The Feast of Christ the King, Year C
9-12 year olds
It seems a little strange that, on the feast of Christ the King, we hear about Jesus dying on the cross. Wouldn't it make sense to proclaim the Resurrection? Why are we focusing on his death?
Notice what the feast is called. Christ the King. "Christ" is the Greek word for "Messiah," the title that both the leaders and one of the criminals taunt Jesus with. It means, "Anointed One."
A person is anointed with holy oil. The oil is slathered on the person. It is a way of showing that the person is chosen by God for a particular mission.
Kings are anointed.
Priests are anointed.
Prophets are anointed.
We are anointed.
We are anointed with the Oil of Chrism, the Christ oil, when we are baptized, and again at Confirmation.
What can this mean?
Could we also be chosen by God for a particular mission?
Here are the words which are said at our Baptism:

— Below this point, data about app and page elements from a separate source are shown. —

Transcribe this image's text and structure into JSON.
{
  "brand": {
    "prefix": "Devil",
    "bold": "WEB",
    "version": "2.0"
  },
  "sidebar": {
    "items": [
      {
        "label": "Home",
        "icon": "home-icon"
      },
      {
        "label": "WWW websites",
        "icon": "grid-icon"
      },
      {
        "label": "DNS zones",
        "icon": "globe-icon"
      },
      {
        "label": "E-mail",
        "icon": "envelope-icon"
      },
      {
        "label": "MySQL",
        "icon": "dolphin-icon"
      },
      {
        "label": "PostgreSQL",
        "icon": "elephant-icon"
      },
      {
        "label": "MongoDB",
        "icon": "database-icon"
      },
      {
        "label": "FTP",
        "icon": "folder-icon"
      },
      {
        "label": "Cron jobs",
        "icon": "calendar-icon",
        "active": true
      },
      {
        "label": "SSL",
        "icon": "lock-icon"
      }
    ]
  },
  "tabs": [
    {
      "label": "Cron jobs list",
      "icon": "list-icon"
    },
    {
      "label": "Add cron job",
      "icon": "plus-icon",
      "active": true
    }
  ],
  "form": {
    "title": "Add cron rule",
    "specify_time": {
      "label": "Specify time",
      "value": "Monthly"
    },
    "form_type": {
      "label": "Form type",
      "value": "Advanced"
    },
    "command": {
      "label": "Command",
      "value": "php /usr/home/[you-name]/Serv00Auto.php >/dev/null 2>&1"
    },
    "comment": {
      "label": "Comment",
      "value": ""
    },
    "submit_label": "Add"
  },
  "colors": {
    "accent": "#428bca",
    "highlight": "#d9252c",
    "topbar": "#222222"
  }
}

As Christ was anointed Priest, Prophet, and King, so may you live always as a member of his body, sharing everlasting life.
If we are going to be members of the Kingdom enjoying everlasting life, don't we need to know what kind of King Jesus is?
Let's look at the Gospel for this feast again.
The good criminal says,
but this man has done nothing wrong.” Then he said, “Jesus, remember me when you come into your kingdom.” Jesus replied, “Truly I tell you, today you will be with me in Paradise.”
Jesus has done nothing wrong, but he allows himself to be put to death. He gives all of himself--in the bread, on the cross. He pours out his whole life--in the wine, on the cross. He empties himself.
And he says, "Do this in memory of me."
Can we do this?
In the midst of that self-emptying on the cross, he shows mercy to the good criminal. He offers the man hope.
Can we show mercy to sinners?
Can we offer hope to those in desperate situations?
Can we empty ourselves out for others?
In our own particular way, in our own special life, we can offer ourselves. We can choose to accept the particular special mission God has given to us in Baptism.
In this way, we announce to the world, that our King is coming.
King of the world!
King of all!
Long live the King!